“Truly understanding the feelings of our users has always been the dream of user experience researchers. Are they enjoying themselves? Are they frustrated? Are they genuinely interested and engaged? Understanding how a user truly feels in reaction to an experience can help us to optimize specific aspects of the experience to exude certain expressive states. We are entering a new age of insight that probes at the core of our users’ experience: studying their emotions.”

(Andrew Schall a.k.a. @andrewschall ~ User Experience 15.2)

UX in the era of Internet of Things

Any technology push gets the UX drift.

“The Internet of Things is accelerating rapidly, and bringing with it a wealth of opportunity. Though many focus on the data and technology needs of the Internet of Things – the sensors, data, and the storage, security, and analysis of that data – we’re already forgetting to think about the humans interacting with those technologies.”

(Ted McCarthy a.k.a. @thisrunson ~ ThoughtWorks)

When change is constant: A spiral UX design model

From left to right (process), top to bottom (organization). Now, it’s a circle for process and a network for organization.
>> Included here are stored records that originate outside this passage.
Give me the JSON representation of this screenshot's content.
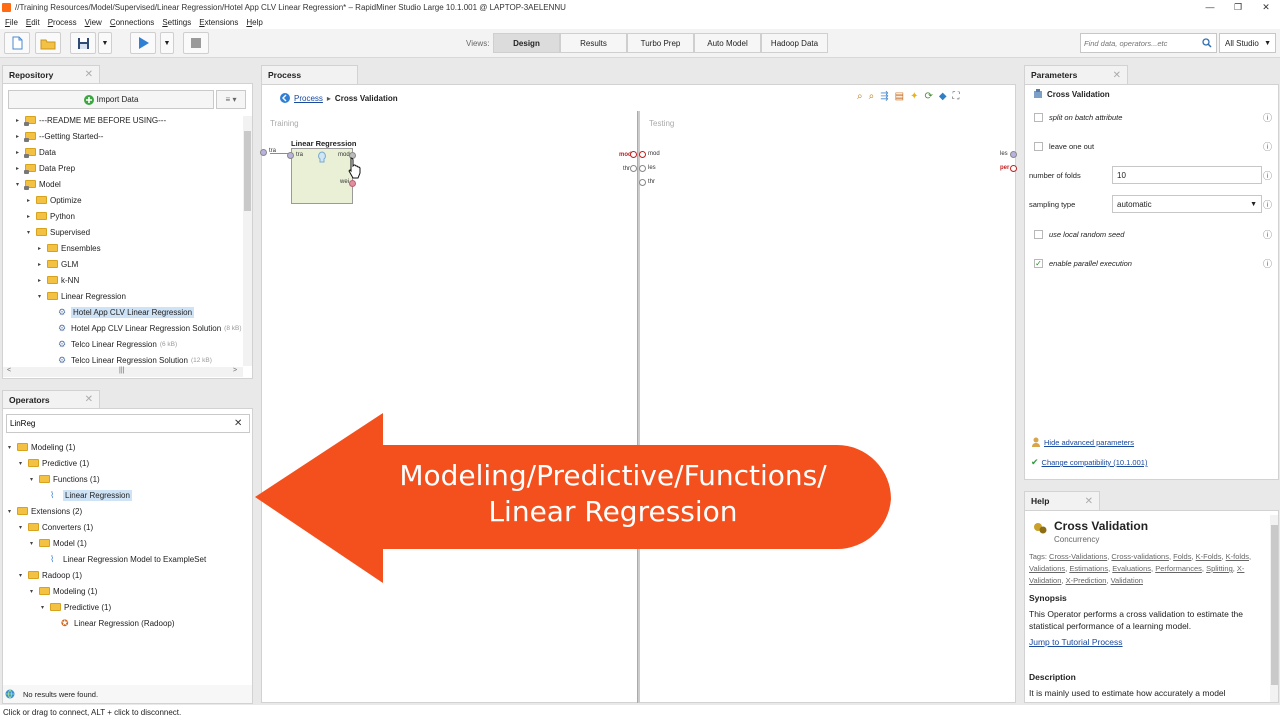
{
  "window": {
    "title": "//Training Resources/Model/Supervised/Linear Regression/Hotel App CLV Linear Regression* – RapidMiner Studio Large 10.1.001 @ LAPTOP-3AELENNU",
    "controls": [
      "—",
      "❐",
      "✕"
    ]
  },
  "menu": [
    "File",
    "Edit",
    "Process",
    "View",
    "Connections",
    "Settings",
    "Extensions",
    "Help"
  ],
  "toolbar": {
    "views_label": "Views:",
    "views": [
      "Design",
      "Results",
      "Turbo Prep",
      "Auto Model",
      "Hadoop Data"
    ],
    "active_view": "Design",
    "search_placeholder": "Find data, operators...etc",
    "studio_select": "All Studio"
  },
  "repository": {
    "tab": "Repository",
    "import_label": "Import Data",
    "items": [
      {
        "label": "---README ME BEFORE USING---",
        "level": 0,
        "expand": "▸",
        "type": "folder"
      },
      {
        "label": "--Getting Started--",
        "level": 0,
        "expand": "▸",
        "type": "folder"
      },
      {
        "label": "Data",
        "level": 0,
        "expand": "▸",
        "type": "folder"
      },
      {
        "label": "Data Prep",
        "level": 0,
        "expand": "▸",
        "type": "folder"
      },
      {
        "label": "Model",
        "level": 0,
        "expand": "▾",
        "type": "folder"
      },
      {
        "label": "Optimize",
        "level": 1,
        "expand": "▸",
        "type": "folder"
      },
      {
        "label": "Python",
        "level": 1,
        "expand": "▸",
        "type": "folder"
      },
      {
        "label": "Supervised",
        "level": 1,
        "expand": "▾",
        "type": "folder"
      },
      {
        "label": "Ensembles",
        "level": 2,
        "expand": "▸",
        "type": "folder"
      },
      {
        "label": "GLM",
        "level": 2,
        "expand": "▸",
        "type": "folder"
      },
      {
        "label": "k-NN",
        "level": 2,
        "expand": "▸",
        "type": "folder"
      },
      {
        "label": "Linear Regression",
        "level": 2,
        "expand": "▾",
        "type": "folder"
      },
      {
        "label": "Hotel App CLV Linear Regression",
        "level": 3,
        "expand": "",
        "type": "process",
        "selected": true,
        "size": ""
      },
      {
        "label": "Hotel App CLV Linear Regression Solution",
        "level": 3,
        "expand": "",
        "type": "process",
        "size": "(8 kB)"
      },
      {
        "label": "Telco Linear Regression",
        "level": 3,
        "expand": "",
        "type": "process",
        "size": "(6 kB)"
      },
      {
        "label": "Telco Linear Regression Solution",
        "level": 3,
        "expand": "",
        "type": "process",
        "size": "(12 kB)"
      }
    ]
  },
  "operators": {
    "tab": "Operators",
    "search_value": "LinReg",
    "items": [
      {
        "label": "Modeling (1)",
        "level": 0,
        "expand": "▾",
        "type": "folder"
      },
      {
        "label": "Predictive (1)",
        "level": 1,
        "expand": "▾",
        "type": "folder"
      },
      {
        "label": "Functions (1)",
        "level": 2,
        "expand": "▾",
        "type": "folder"
      },
      {
        "label": "Linear Regression",
        "level": 3,
        "expand": "",
        "type": "operator",
        "selected": true
      },
      {
        "label": "Extensions (2)",
        "level": 0,
        "expand": "▾",
        "type": "folder"
      },
      {
        "label": "Converters (1)",
        "level": 1,
        "expand": "▾",
        "type": "folder"
      },
      {
        "label": "Model (1)",
        "level": 2,
        "expand": "▾",
        "type": "folder"
      },
      {
        "label": "Linear Regression Model to ExampleSet",
        "level": 3,
        "expand": "",
        "type": "operator"
      },
      {
        "label": "Radoop (1)",
        "level": 1,
        "expand": "▾",
        "type": "folder"
      },
      {
        "label": "Modeling (1)",
        "level": 2,
        "expand": "▾",
        "type": "folder"
      },
      {
        "label": "Predictive (1)",
        "level": 3,
        "expand": "▾",
        "type": "folder"
      },
      {
        "label": "Linear Regression (Radoop)",
        "level": 4,
        "expand": "",
        "type": "radoop"
      }
    ],
    "status": "No results were found."
  },
  "process": {
    "tab": "Process",
    "breadcrumb_link": "Process",
    "breadcrumb_current": "Cross Validation",
    "training_label": "Training",
    "testing_label": "Testing",
    "operator_name": "Linear Regression",
    "ports": {
      "tra": "tra",
      "mod": "mod",
      "wei": "wei",
      "les": "les",
      "thr": "thr",
      "per": "per"
    }
  },
  "overlay": {
    "line1": "Modeling/Predictive/Functions/",
    "line2": "Linear Regression",
    "color": "#f4501e"
  },
  "parameters": {
    "tab": "Parameters",
    "operator": "Cross Validation",
    "split_on_batch": "split on batch attribute",
    "leave_one_out": "leave one out",
    "number_of_folds_label": "number of folds",
    "number_of_folds_value": "10",
    "sampling_type_label": "sampling type",
    "sampling_type_value": "automatic",
    "use_local_random_seed": "use local random seed",
    "enable_parallel": "enable parallel execution",
    "hide_advanced": "Hide advanced parameters",
    "change_compat": "Change compatibility (10.1.001)"
  },
  "help": {
    "tab": "Help",
    "title": "Cross Validation",
    "subtitle": "Concurrency",
    "tags_prefix": "Tags:",
    "tags": [
      "Cross-Validations",
      "Cross-validations",
      "Folds",
      "K-Folds",
      "K-folds",
      "Validations",
      "Estimations",
      "Evaluations",
      "Performances",
      "Splitting",
      "X-Validation",
      "X-Prediction",
      "Validation"
    ],
    "synopsis_heading": "Synopsis",
    "synopsis": "This Operator performs a cross validation to estimate the statistical performance of a learning model.",
    "jump_link": "Jump to Tutorial Process",
    "description_heading": "Description",
    "description": "It is mainly used to estimate how accurately a model"
  },
  "statusbar": "Click or drag to connect, ALT + click to disconnect."
}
“The representation of an actual UX design process with a design model probably presents an overly simplified view of the process. However, the design model serves a descriptive function. Additionally, having an abstract representation of the design process in the form of a design model highlights the essential forces driving the process of UX design: simultaneous changes in the problem and solution spaces. In this article, I’ve proposed a possible adaptation of the spiral model for a UX design process. By incorporating continuous changes to our understanding of the problem space into a systematic investigation of the solution space, we can synchronize these self-reinforcing forces and generate high-quality UX designs. However, several important aspects of the UX design process require further discussion of empirical evidence and feedback – for instance, adapting this model to agile software development.”

(Hang Guo ~ UXmatters)

Five misconceptions about UX in video games

In the end, all design fields will have to deal with human experiences.

“User Experience is becoming very trendy albeit fairly new in the video game industry, so there are still a lot of misconceptions regarding what it is (and what it’s not). I will try to tackle these misconceptions and convince you – if need be – that UX is indeed your friend.”

(Celia Hodent ~ Brains, UX and Games)

Design’s role is to bridge context gaps: Andrew Hinton on making context understandable, smart devices, and programming literacy

Each time, IA is falling off the table when technology or design have the loudest mouth. But in the end, IA provides new meaning, truth, and value.

“Information architecture has always been a critical part of creating great products and services, and many would argue that, until now, it hasn’t been given the attention or respect it deserves. The need for thoughtful IA is increasing as we enter the multimodal world of IoT. Whether you call yourself an Information Architect or Designer, you need to care about context.”

(Mary Treseler a.k.a. @marytreseler ~ O’Reilly Radar)